[Opening RECORD SET section]

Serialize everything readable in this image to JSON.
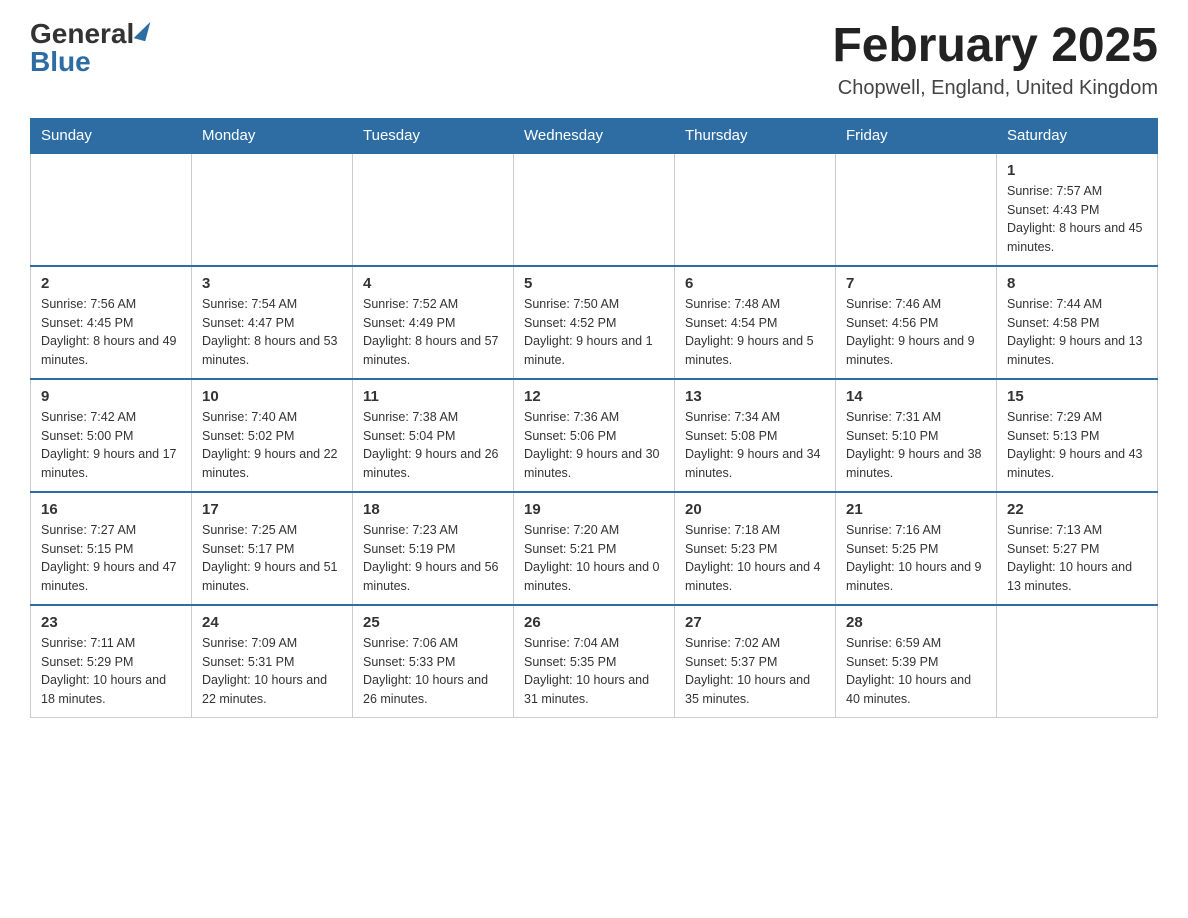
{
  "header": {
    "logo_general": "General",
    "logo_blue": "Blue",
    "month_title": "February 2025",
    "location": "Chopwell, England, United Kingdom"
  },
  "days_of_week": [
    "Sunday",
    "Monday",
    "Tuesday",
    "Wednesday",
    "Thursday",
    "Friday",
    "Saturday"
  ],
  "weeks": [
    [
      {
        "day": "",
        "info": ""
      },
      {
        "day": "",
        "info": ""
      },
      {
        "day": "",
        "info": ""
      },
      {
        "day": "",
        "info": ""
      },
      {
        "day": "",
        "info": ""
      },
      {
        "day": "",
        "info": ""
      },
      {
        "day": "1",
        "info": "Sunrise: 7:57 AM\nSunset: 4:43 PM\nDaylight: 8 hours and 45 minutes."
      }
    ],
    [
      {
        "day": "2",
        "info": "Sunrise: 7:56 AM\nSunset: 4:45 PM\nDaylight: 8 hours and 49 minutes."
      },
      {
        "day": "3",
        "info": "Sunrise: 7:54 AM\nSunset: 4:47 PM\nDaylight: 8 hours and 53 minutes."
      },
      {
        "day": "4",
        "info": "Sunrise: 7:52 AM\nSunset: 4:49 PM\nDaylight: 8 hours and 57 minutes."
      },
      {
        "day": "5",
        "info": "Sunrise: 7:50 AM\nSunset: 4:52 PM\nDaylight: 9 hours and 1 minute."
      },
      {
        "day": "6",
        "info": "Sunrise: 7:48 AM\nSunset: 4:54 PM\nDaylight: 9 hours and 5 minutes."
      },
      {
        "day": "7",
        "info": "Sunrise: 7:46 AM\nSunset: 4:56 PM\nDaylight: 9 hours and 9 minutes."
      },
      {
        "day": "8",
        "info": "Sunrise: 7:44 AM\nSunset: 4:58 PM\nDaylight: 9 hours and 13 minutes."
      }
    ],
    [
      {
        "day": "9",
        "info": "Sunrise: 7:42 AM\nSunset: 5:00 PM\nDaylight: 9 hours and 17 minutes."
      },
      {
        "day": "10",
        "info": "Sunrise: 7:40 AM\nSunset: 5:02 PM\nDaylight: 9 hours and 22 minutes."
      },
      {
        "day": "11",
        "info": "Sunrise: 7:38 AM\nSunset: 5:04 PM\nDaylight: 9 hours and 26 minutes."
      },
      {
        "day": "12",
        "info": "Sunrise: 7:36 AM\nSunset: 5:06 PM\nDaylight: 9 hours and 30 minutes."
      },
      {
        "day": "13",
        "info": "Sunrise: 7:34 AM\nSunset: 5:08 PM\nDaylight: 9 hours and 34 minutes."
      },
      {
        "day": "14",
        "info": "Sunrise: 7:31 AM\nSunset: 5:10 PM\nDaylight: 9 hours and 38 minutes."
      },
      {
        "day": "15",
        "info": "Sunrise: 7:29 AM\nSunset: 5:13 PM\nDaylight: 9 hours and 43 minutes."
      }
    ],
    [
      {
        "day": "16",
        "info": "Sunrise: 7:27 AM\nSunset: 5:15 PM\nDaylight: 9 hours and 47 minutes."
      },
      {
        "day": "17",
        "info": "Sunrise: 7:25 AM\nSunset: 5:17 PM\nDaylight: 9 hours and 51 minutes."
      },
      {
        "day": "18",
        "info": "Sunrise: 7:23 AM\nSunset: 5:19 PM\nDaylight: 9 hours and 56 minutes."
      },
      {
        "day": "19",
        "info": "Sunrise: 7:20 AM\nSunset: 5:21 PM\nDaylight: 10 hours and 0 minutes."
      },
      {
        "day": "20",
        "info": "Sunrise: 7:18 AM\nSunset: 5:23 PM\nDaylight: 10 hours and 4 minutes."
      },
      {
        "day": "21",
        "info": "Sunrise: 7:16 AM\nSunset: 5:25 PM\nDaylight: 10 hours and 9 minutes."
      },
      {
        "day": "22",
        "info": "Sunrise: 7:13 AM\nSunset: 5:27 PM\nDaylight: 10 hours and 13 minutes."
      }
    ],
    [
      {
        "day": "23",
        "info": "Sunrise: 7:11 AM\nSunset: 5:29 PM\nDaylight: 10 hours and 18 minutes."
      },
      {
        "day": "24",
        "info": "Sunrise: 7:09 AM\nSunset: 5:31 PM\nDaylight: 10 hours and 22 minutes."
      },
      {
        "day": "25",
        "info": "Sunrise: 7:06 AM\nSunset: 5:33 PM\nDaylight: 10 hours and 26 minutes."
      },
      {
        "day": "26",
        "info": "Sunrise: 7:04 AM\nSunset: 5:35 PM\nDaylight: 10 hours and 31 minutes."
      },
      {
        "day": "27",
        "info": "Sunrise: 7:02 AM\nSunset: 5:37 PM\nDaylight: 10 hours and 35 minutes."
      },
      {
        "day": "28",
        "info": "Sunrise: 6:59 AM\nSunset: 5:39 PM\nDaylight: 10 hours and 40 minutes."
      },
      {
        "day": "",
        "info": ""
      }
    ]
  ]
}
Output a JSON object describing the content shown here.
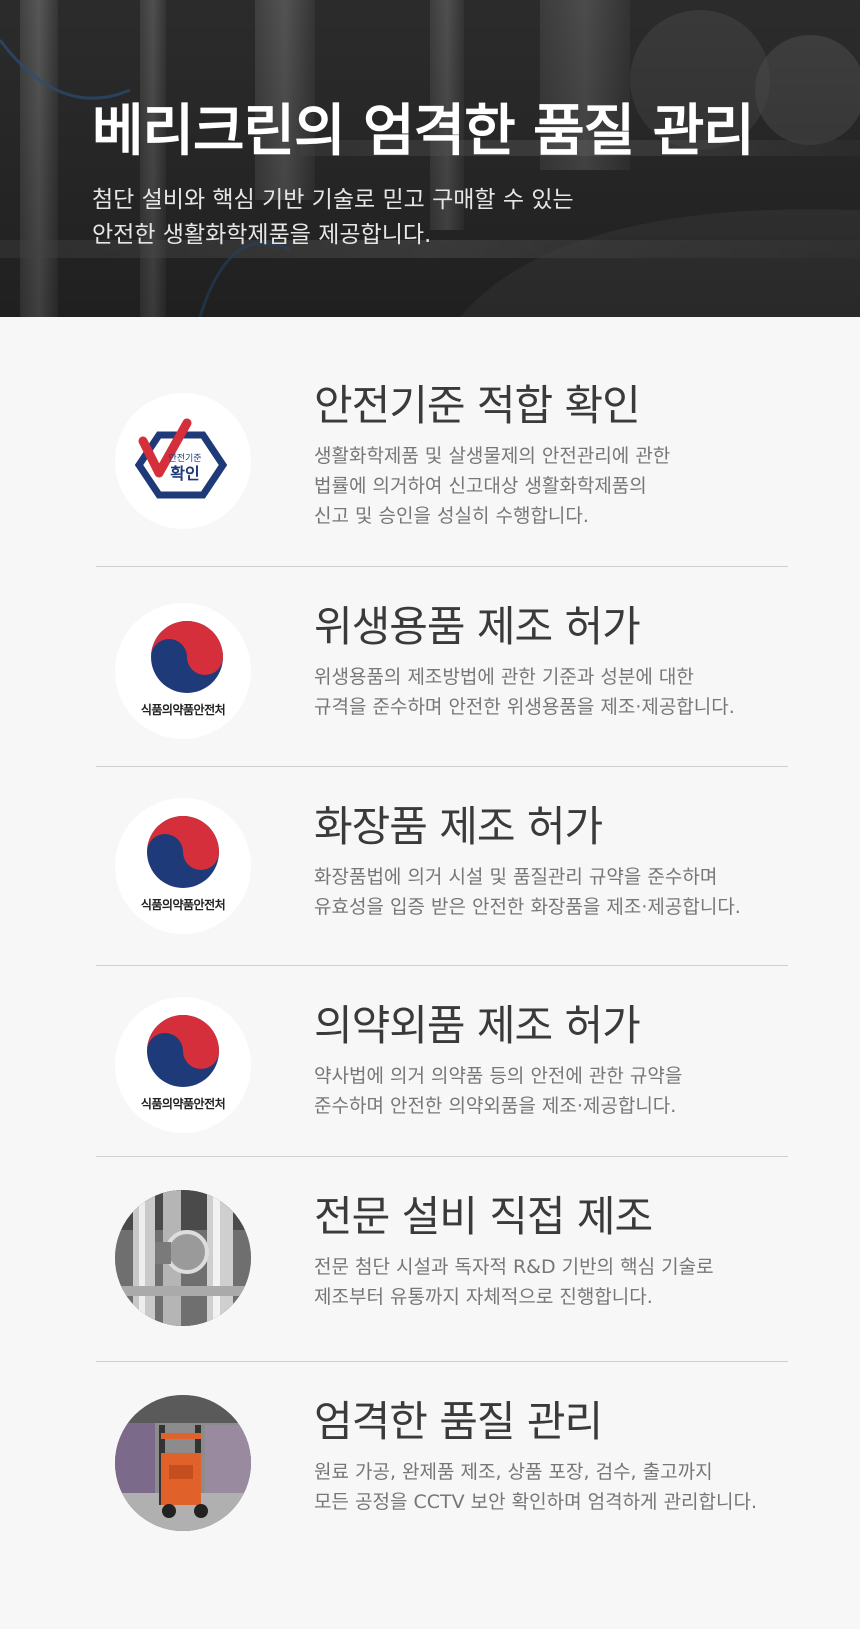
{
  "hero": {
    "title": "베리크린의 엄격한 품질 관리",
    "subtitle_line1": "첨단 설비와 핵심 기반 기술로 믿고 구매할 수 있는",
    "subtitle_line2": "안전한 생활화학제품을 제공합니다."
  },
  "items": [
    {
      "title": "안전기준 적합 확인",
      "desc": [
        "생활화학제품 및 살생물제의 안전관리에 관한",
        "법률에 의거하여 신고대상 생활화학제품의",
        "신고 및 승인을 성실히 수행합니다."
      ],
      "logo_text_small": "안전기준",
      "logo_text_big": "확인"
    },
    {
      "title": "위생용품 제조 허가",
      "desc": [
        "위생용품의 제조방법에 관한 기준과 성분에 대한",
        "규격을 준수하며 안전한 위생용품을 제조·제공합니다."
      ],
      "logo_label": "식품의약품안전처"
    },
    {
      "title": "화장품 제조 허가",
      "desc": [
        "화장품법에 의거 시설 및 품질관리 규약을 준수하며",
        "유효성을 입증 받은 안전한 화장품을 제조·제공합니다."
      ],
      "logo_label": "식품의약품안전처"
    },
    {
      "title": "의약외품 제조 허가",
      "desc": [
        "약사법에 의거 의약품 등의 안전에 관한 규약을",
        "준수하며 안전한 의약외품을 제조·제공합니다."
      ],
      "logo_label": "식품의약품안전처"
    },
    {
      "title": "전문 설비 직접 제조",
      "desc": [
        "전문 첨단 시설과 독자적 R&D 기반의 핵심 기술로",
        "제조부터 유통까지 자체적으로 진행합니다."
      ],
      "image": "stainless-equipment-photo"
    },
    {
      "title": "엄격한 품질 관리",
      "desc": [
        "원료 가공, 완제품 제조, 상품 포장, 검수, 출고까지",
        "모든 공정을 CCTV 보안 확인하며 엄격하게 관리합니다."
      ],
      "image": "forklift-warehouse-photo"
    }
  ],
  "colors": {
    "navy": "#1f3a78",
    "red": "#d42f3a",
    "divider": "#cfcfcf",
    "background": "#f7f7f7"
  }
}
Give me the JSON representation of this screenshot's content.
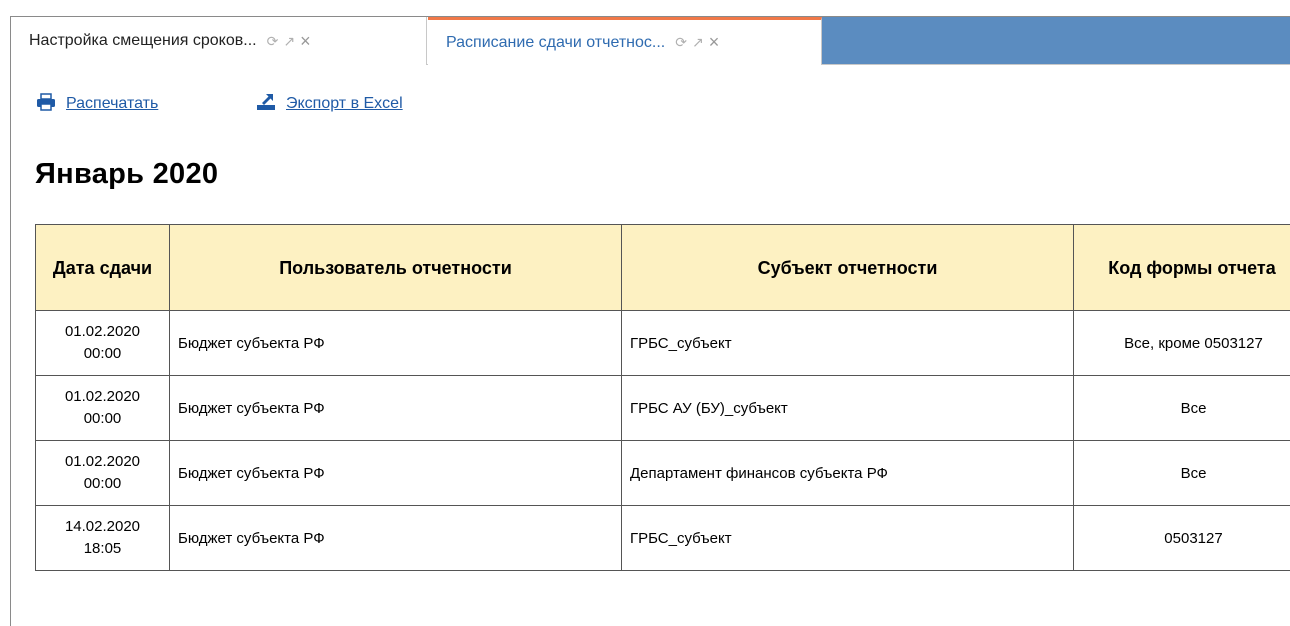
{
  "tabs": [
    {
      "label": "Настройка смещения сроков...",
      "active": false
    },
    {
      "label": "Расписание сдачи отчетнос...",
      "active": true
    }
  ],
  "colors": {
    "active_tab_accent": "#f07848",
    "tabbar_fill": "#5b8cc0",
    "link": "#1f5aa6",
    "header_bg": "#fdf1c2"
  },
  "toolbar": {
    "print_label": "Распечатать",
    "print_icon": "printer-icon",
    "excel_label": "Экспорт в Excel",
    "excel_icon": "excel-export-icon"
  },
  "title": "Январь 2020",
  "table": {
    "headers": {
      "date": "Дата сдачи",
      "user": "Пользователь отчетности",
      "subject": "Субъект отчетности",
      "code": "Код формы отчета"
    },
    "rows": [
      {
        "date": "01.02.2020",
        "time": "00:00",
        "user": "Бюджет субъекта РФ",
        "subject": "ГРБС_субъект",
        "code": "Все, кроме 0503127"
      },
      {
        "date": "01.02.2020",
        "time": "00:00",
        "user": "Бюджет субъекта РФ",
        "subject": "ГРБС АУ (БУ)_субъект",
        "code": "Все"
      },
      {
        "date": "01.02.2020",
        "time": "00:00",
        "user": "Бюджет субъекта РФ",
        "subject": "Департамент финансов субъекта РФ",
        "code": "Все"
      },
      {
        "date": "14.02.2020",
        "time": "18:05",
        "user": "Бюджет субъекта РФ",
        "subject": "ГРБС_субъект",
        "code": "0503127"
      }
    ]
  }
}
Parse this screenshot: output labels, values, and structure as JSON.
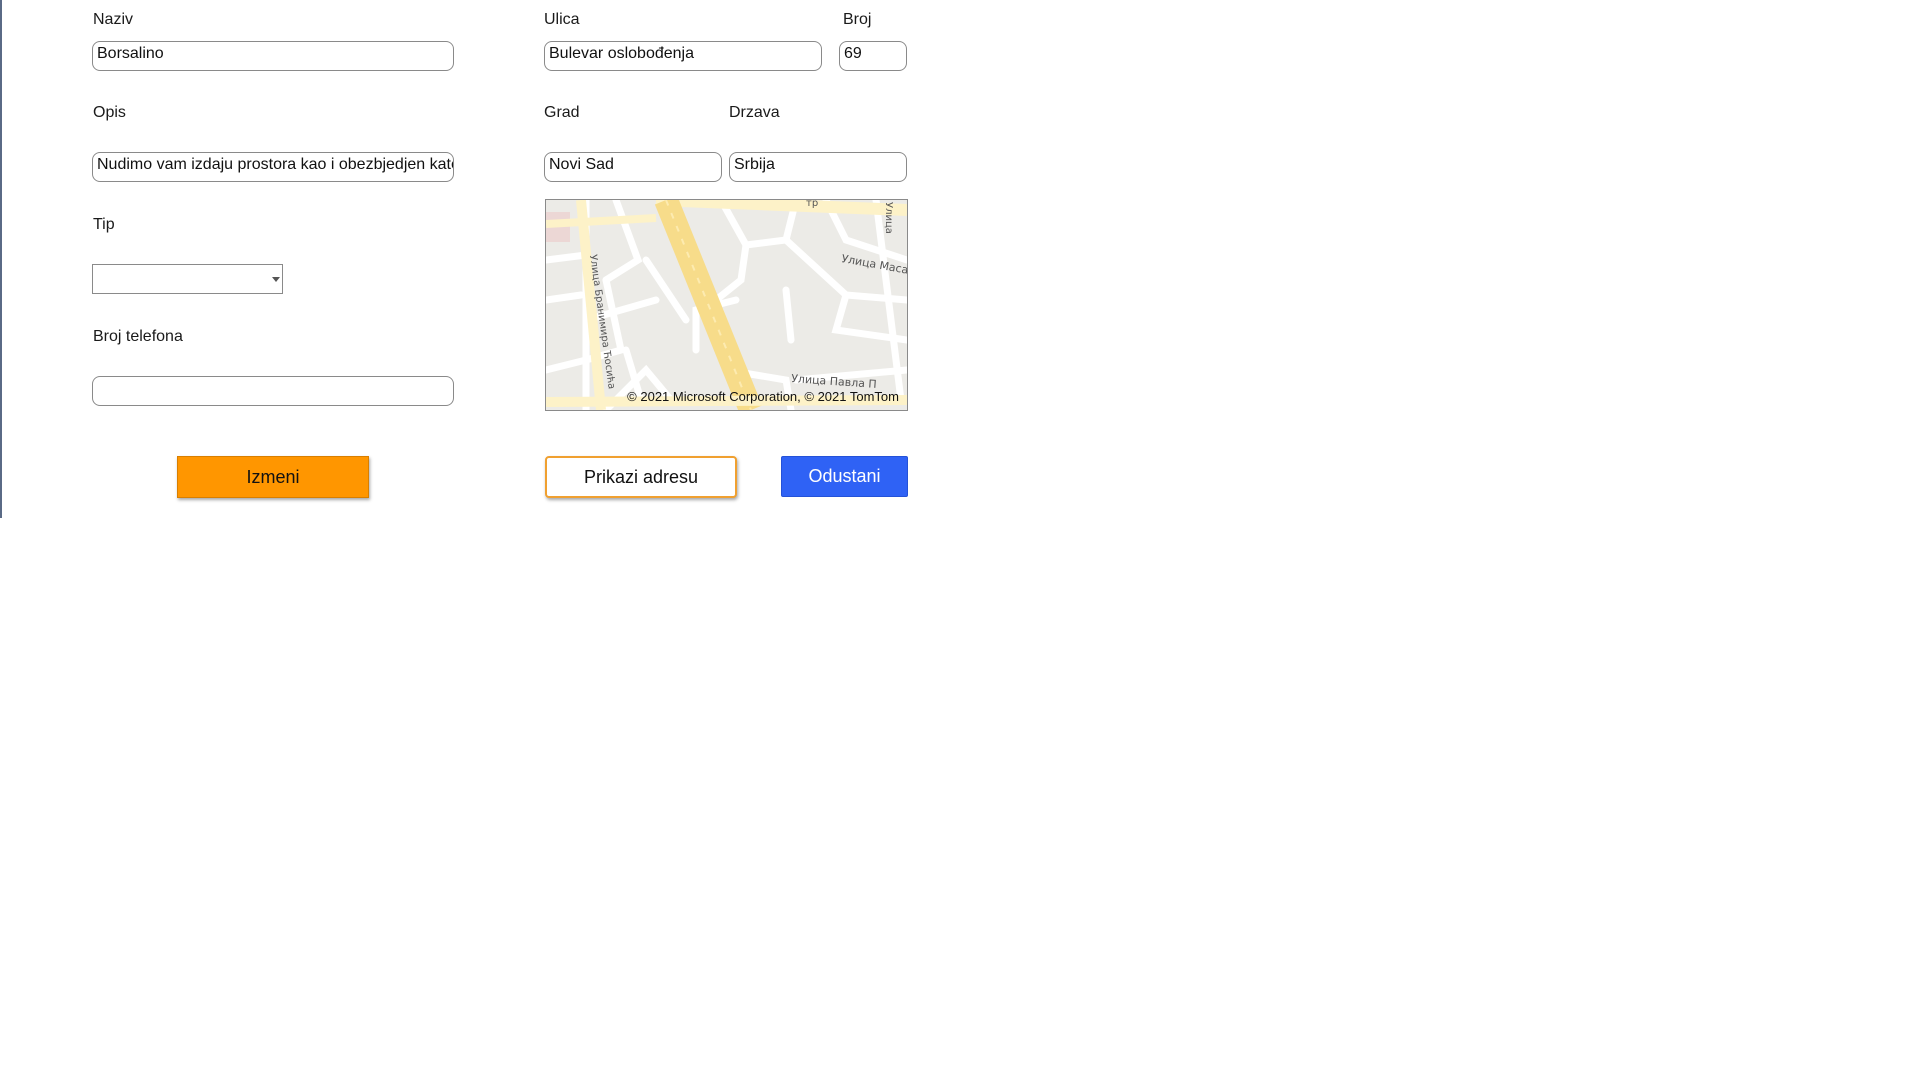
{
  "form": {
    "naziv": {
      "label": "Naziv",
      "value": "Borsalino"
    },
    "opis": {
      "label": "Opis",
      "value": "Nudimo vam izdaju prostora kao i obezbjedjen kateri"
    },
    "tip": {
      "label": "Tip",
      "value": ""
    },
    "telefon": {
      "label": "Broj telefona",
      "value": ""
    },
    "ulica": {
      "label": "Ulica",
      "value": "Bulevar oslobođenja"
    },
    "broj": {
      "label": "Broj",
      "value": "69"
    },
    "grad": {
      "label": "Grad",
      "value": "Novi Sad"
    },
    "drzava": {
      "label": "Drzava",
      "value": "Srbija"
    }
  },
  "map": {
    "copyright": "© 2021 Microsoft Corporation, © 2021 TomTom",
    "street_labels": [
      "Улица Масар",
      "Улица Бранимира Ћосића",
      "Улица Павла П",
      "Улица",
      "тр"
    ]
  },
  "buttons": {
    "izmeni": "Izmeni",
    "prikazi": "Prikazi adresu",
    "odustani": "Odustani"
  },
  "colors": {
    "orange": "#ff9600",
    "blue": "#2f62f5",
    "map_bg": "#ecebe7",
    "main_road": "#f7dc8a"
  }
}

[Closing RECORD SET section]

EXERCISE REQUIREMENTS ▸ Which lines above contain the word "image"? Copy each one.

TASK ANSWER ▸
Serialize everything readable in this image to JSON.
      "image": "stainless-equipment-photo"
      "image": "forklift-warehouse-photo"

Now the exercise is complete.